    Proposition 1.6. The d–dimensional sphere admits an acute spherical triangulation if and only if d ≤ 3.

    We hope that combinatorists will find Corollary 1.3 useful in their work. Sleator, Tarjan and Thurston utilized hyperbolic geometry in order to prove that every pair of abstraction triangulations of a disk with n vertices can be connected by at most O(n) diagonal flips, namely changing the diagonal of a square formed by two faces [28]. Komuro proved a similar result for S2 [21]. From Corollary 1.3, we observe that the property of being realizable as an acute triangulation can be destroyed by one diagonal flip. For example, the triangulation of S2 given by two copies of Figure 1 can be flipped by changing one of the four edges on the square.
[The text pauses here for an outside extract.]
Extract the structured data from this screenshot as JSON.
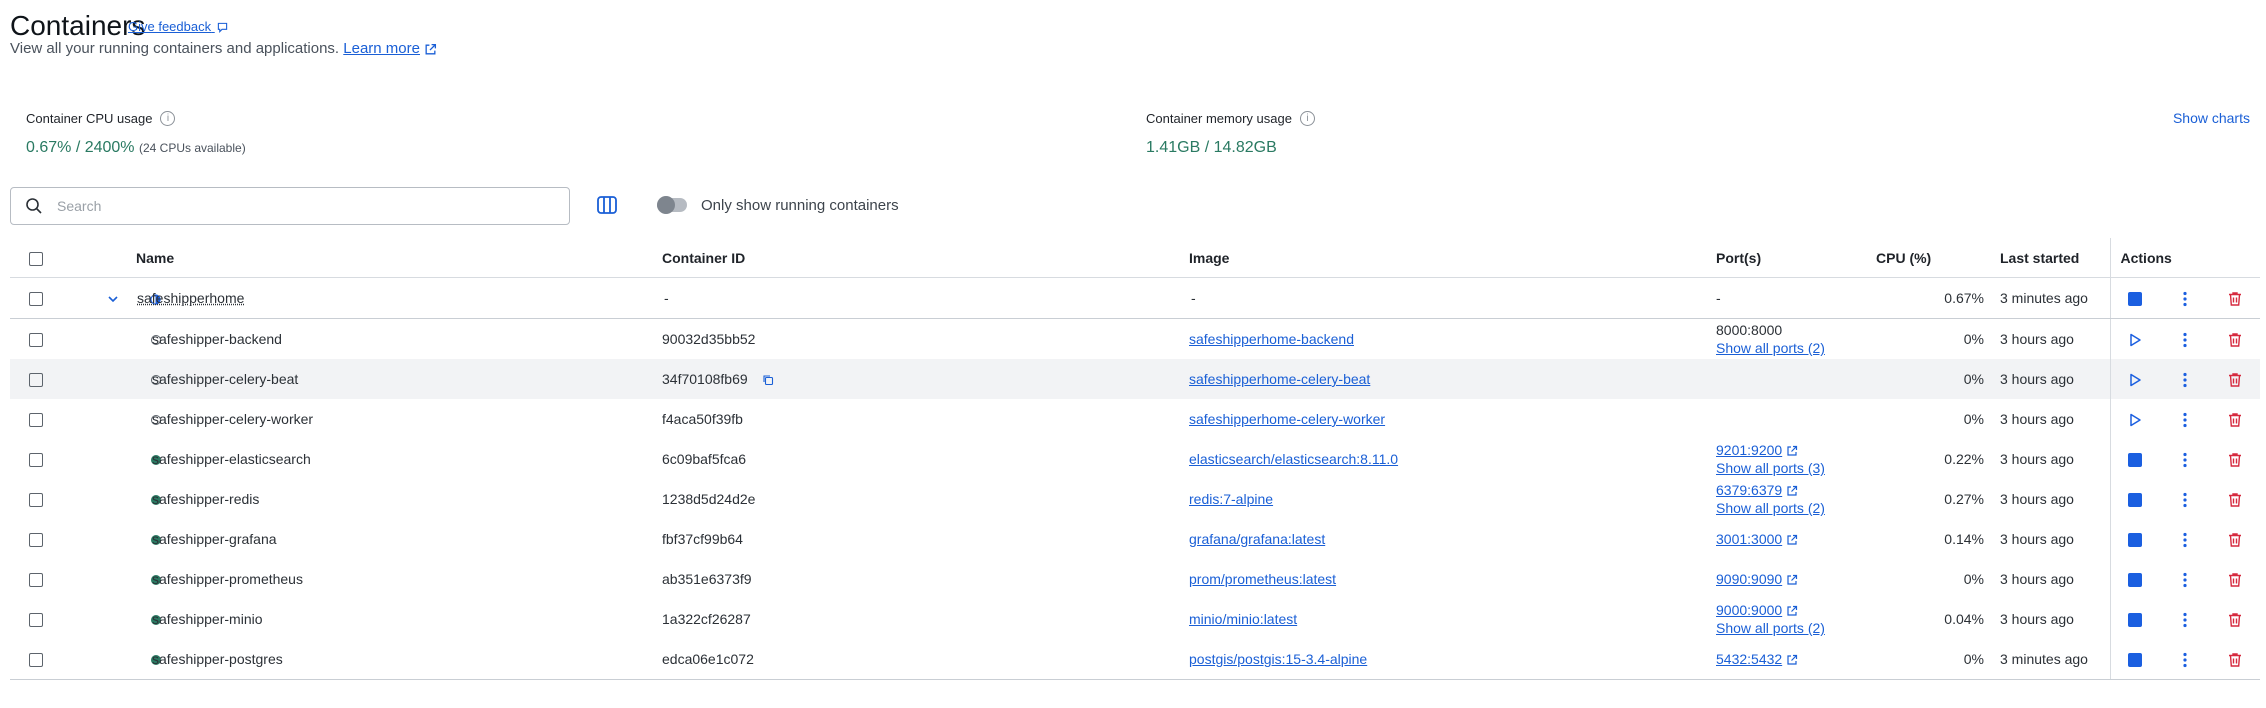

The resulting triangulation is flag no- square, and hence acute in S2. We also hope that topologists will have interest in our proof of CAT(1)-ness of certain spherical complexes homeomorphic to S2 (Section 7).

    Section 2 will give some background on acute triangulations and the proof of Corol- lary 1.4. Section 3 will review relevant background on CAT(κ) spaces and hyperbolic polyhedra. Section 4 contains necessary results regarding reflection cubes and dual Davis complexes. We prove one direction of Theorem 1.2 in Section 5 by using the fact that C(L) is a right-angled hyperbolic orbifold group and the other by consider- ing strongly CAT(1) structures on S2. Sections 6 through 8 generalize Theorem 1.2 to other angle bounds. For this purpose we will develop a more refined argument for proving certain 2-complexes are CAT(1) in Section 7. Section 9 discusses acute trian- gulations of planar surfaces. In Section 10, we ask further questions about spaces of acute triangulations and address the situation for higher-dimensional spheres.

    2 Acute triangulations

    The three main themes surrounding the topic of acute triangulations are the following: triangulability of spaces, number of simplices and triangulability with fixed combina- torics.

    The question of acute triangulability of E3 can be traced back to Aristotle, as pointed out in [3]. The (false) claim of Aristotle that the regular tetrahedra tessellate E3 was not refuted until the Middle Ages. An acute triangulation of E3 was first


  • constructed in [12], and that of 3–dimensional cubes was discovered later [22, 31]. An acute triangulation of En does not exist for n ≥ 5 [20, 22]. There is an acute triangulation of an n-cube exactly when n ≤ 3 [22]. At the time of this writing, it is not known whether E4 has an acute triangulation [22]. Colin de Verdiére and Marin proved that every closed surface equipped with a Riemannian metric admits an almost equilateral geodesic triangulation, which in particular implies that each triangle is acute [9]. The acute triangulability question is related to topics in numerical analysis such as piecewise polynomial approximation theory and finite element method for PDE; see [3] for further reference.

    Regarding the number of simplices, Gardner first asked how many acute triangles are needed to triangulate an obtuse triangle [13]. This was answered to be seven [14]. More generally, an arbitrary n-gon in E2 can be triangulated into O(n) acute triangles [25]. The number of simplices used for an acute triangulation of the unit cube [0, 1]3 was 2715 in the construction of [22] and 1370 in [30]. A geodesic triangle contained in one hemisphere of S2 can be